**Prompt:** Please copy each line of the listing below in which the word "name" appears.

**Data to examine:**

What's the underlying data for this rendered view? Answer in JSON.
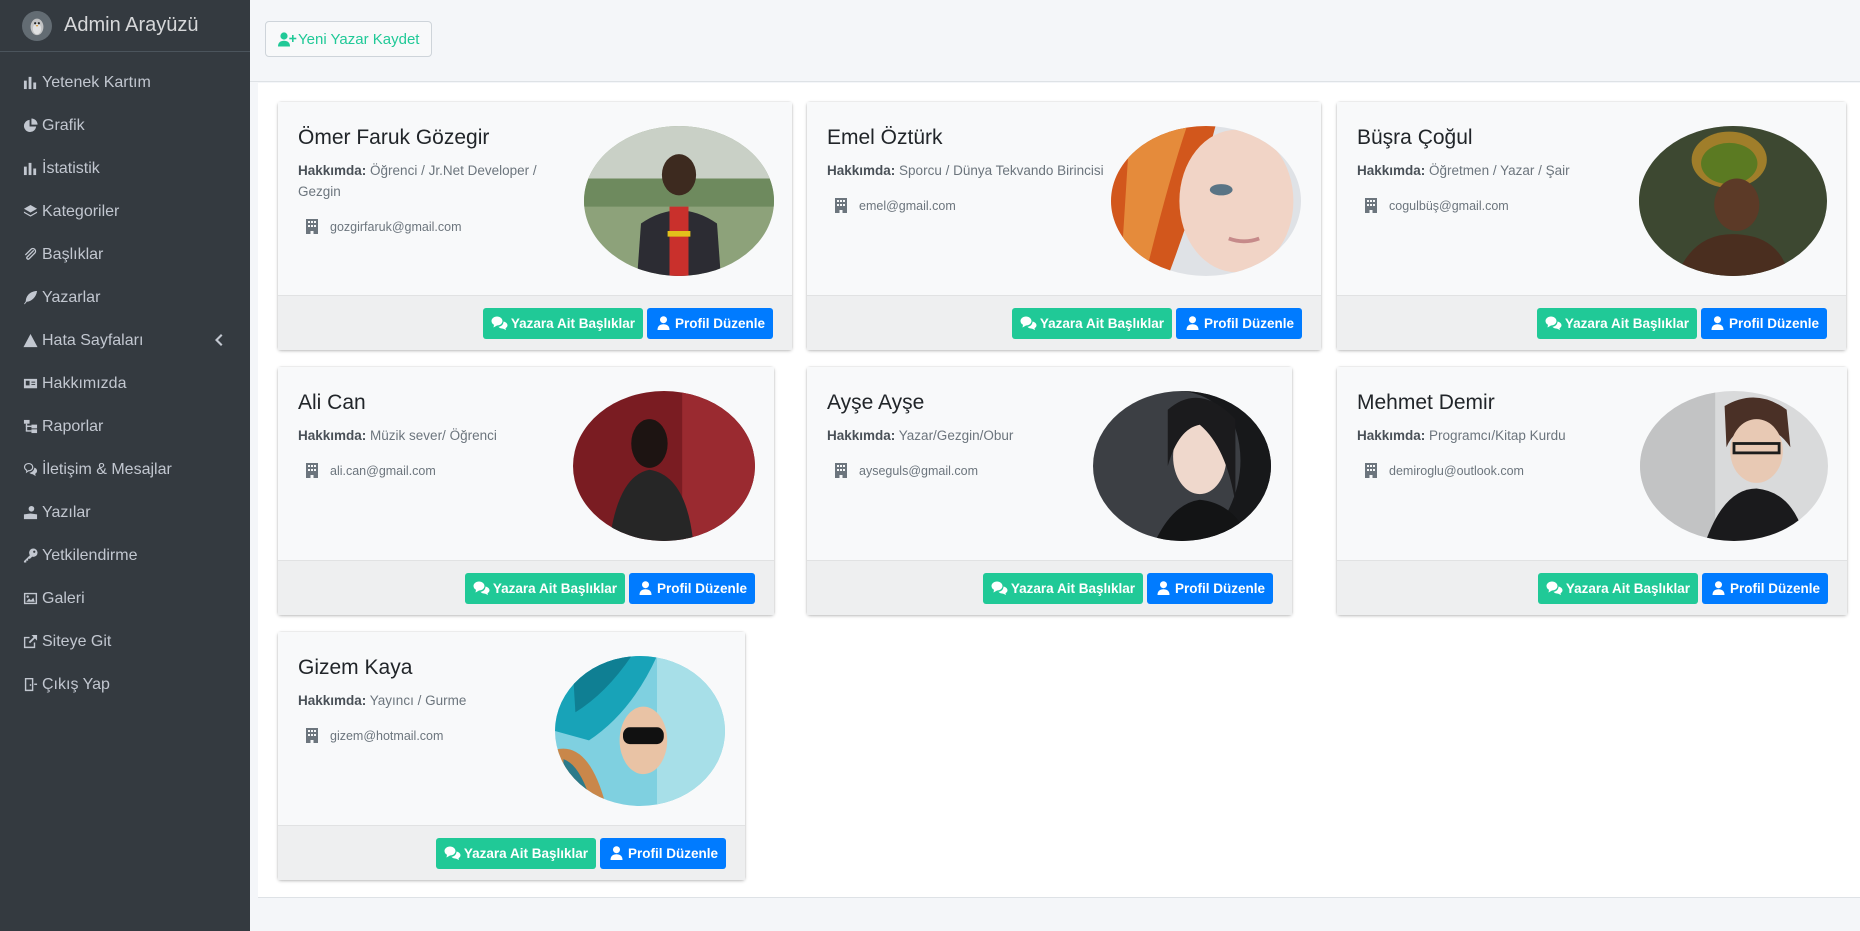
{
  "brand": {
    "title": "Admin Arayüzü",
    "logo_icon": "penguin-logo"
  },
  "sidebar": {
    "items": [
      {
        "label": "Yetenek Kartım",
        "icon": "bar-chart-icon"
      },
      {
        "label": "Grafik",
        "icon": "pie-chart-icon"
      },
      {
        "label": "İstatistik",
        "icon": "bar-chart-icon"
      },
      {
        "label": "Kategoriler",
        "icon": "layers-icon"
      },
      {
        "label": "Başlıklar",
        "icon": "paperclip-icon"
      },
      {
        "label": "Yazarlar",
        "icon": "feather-icon"
      },
      {
        "label": "Hata Sayfaları",
        "icon": "warning-icon"
      },
      {
        "label": "Hakkımızda",
        "icon": "id-card-icon"
      },
      {
        "label": "Raporlar",
        "icon": "sitemap-icon"
      },
      {
        "label": "İletişim & Mesajlar",
        "icon": "comments-icon"
      },
      {
        "label": "Yazılar",
        "icon": "user-book-icon"
      },
      {
        "label": "Yetkilendirme",
        "icon": "key-icon"
      },
      {
        "label": "Galeri",
        "icon": "image-icon"
      },
      {
        "label": "Siteye Git",
        "icon": "external-link-icon"
      },
      {
        "label": "Çıkış Yap",
        "icon": "door-exit-icon"
      }
    ]
  },
  "toolbar": {
    "new_writer_label": "Yeni Yazar Kaydet"
  },
  "labels": {
    "about_prefix": "Hakkımda:",
    "writer_titles": "Yazara Ait Başlıklar",
    "edit_profile": "Profil Düzenle"
  },
  "colors": {
    "accent_green": "#20c997",
    "accent_blue": "#007bff",
    "sidebar_bg": "#343a40"
  },
  "writers": [
    {
      "name": "Ömer Faruk Gözegir",
      "about": "Öğrenci / Jr.Net Developer / Gezgin",
      "email": "gozgirfaruk@gmail.com"
    },
    {
      "name": "Emel Öztürk",
      "about": "Sporcu / Dünya Tekvando Birincisi",
      "email": "emel@gmail.com"
    },
    {
      "name": "Büşra Çoğul",
      "about": "Öğretmen / Yazar / Şair",
      "email": "cogulbüş@gmail.com"
    },
    {
      "name": "Ali Can",
      "about": "Müzik sever/ Öğrenci",
      "email": "ali.can@gmail.com"
    },
    {
      "name": "Ayşe Ayşe",
      "about": "Yazar/Gezgin/Obur",
      "email": "ayseguls@gmail.com"
    },
    {
      "name": "Mehmet Demir",
      "about": "Programcı/Kitap Kurdu",
      "email": "demiroglu@outlook.com"
    },
    {
      "name": "Gizem Kaya",
      "about": "Yayıncı / Gurme",
      "email": "gizem@hotmail.com"
    }
  ]
}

**Reply to the exercise:**
      "name": "Ömer Faruk Gözegir",
      "name": "Emel Öztürk",
      "name": "Büşra Çoğul",
      "name": "Ali Can",
      "name": "Ayşe Ayşe",
      "name": "Mehmet Demir",
      "name": "Gizem Kaya",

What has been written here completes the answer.